If I didn’t have such a wonderful carer, I would have real problems. The snow lays thick on our drive, and if he hadn’t been out clearing it all away, there’s no way I could have got out when I did.

I find myself thinking about the problems that able-bodied people are having in getting out and about: I hear their constant grumbles about how careful they have to be in the snow, and how they can’t get to the shops or work easily. This is how it is for the disabled all the time. We have to think about how we’re going to get around from the moment we wake up in the morning to the time we get into bed at night. If I could somehow point this out, maybe we’d have more understanding from those around us?

Perhaps not. People see what they want and expect to see, and most of them are so wrapped up in their own lives they have little time or energy to think about others. I’m as guilty of that as the next person.
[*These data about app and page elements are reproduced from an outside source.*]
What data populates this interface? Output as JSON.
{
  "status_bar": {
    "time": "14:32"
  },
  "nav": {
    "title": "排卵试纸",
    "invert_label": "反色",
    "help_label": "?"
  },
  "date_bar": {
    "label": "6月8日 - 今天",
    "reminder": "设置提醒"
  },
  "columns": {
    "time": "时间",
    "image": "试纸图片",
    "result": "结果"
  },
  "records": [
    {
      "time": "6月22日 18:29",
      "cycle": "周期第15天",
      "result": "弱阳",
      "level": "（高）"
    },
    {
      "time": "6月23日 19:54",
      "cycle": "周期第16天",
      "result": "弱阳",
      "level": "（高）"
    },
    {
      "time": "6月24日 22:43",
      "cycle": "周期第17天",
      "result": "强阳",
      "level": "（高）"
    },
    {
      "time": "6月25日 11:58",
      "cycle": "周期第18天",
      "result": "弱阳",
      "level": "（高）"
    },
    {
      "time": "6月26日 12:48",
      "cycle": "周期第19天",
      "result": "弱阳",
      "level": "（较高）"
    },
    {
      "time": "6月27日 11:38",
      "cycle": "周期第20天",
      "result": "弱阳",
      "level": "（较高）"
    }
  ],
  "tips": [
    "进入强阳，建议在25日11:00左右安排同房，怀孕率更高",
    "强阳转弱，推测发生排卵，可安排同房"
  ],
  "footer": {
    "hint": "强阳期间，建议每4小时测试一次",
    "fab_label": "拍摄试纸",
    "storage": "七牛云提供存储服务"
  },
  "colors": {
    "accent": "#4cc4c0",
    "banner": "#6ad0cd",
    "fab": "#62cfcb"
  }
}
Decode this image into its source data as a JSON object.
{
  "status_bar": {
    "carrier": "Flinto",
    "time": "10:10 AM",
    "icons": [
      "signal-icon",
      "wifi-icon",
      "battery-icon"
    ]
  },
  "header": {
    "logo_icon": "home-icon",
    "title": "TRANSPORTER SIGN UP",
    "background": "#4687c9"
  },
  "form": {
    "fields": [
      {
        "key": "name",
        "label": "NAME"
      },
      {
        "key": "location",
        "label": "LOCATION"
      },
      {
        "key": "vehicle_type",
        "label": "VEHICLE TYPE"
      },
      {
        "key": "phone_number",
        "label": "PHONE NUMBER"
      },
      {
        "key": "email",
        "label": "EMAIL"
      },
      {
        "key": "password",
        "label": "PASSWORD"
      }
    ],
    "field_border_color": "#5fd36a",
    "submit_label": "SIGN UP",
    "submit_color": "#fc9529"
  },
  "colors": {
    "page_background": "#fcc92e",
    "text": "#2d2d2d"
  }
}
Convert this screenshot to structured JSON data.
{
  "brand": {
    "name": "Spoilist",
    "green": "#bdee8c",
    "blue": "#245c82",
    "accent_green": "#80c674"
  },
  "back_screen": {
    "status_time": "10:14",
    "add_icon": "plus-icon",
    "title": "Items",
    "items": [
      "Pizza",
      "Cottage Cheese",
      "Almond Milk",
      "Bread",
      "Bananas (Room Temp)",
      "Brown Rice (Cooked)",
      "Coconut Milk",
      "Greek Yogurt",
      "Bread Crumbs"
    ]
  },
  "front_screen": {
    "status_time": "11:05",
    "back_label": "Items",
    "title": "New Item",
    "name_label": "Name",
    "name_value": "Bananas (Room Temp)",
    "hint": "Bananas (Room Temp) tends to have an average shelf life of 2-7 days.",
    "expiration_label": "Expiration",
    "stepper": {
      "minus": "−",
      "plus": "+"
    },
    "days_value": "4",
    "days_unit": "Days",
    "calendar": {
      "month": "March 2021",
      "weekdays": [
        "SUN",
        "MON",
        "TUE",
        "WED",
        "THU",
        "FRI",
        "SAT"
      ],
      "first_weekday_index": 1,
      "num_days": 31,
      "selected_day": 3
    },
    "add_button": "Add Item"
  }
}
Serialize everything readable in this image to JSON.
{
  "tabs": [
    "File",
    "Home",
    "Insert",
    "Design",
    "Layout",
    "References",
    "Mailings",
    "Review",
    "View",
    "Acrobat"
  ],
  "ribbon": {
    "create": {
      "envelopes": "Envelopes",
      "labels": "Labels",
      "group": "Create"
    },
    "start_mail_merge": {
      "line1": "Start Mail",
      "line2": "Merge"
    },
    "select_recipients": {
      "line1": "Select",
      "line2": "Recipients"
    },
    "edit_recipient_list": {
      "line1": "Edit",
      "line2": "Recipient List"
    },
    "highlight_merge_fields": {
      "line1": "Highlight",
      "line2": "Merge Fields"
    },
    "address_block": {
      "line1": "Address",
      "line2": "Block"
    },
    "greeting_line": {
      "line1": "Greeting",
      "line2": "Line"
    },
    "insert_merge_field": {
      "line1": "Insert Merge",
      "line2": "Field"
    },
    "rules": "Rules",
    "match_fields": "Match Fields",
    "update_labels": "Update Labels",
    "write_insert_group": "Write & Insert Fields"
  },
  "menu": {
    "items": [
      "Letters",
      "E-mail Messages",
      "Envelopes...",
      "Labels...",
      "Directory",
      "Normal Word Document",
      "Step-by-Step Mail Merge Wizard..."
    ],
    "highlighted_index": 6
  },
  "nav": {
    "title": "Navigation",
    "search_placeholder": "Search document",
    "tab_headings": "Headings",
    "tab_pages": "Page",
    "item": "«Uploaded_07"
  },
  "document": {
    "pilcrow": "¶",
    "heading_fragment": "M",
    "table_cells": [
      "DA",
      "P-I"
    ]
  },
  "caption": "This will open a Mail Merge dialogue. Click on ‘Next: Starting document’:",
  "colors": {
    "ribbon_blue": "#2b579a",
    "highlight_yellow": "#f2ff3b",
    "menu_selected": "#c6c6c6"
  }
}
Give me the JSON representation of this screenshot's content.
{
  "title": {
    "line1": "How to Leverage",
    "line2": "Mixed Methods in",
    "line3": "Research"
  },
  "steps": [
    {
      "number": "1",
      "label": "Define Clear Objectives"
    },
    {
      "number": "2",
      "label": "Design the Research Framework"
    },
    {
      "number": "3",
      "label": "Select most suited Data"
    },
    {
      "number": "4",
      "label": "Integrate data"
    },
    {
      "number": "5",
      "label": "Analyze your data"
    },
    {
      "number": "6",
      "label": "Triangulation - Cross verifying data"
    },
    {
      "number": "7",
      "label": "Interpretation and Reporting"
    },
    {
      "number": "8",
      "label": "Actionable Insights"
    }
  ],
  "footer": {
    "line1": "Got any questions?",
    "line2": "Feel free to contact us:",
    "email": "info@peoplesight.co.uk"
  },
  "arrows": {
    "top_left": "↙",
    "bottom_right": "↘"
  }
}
But there is a certain pleasure in watching everyone else having to be careful where they put their feet, and being really scared about falling. Somehow, for now, it seems to make us all more equal.

Ruth~ Ruth Wood is a regular contributor for the TMA blog. Based in the UK, Ruth was diagnosed with TM in 2006. She now shares her personal stories with the TMA community.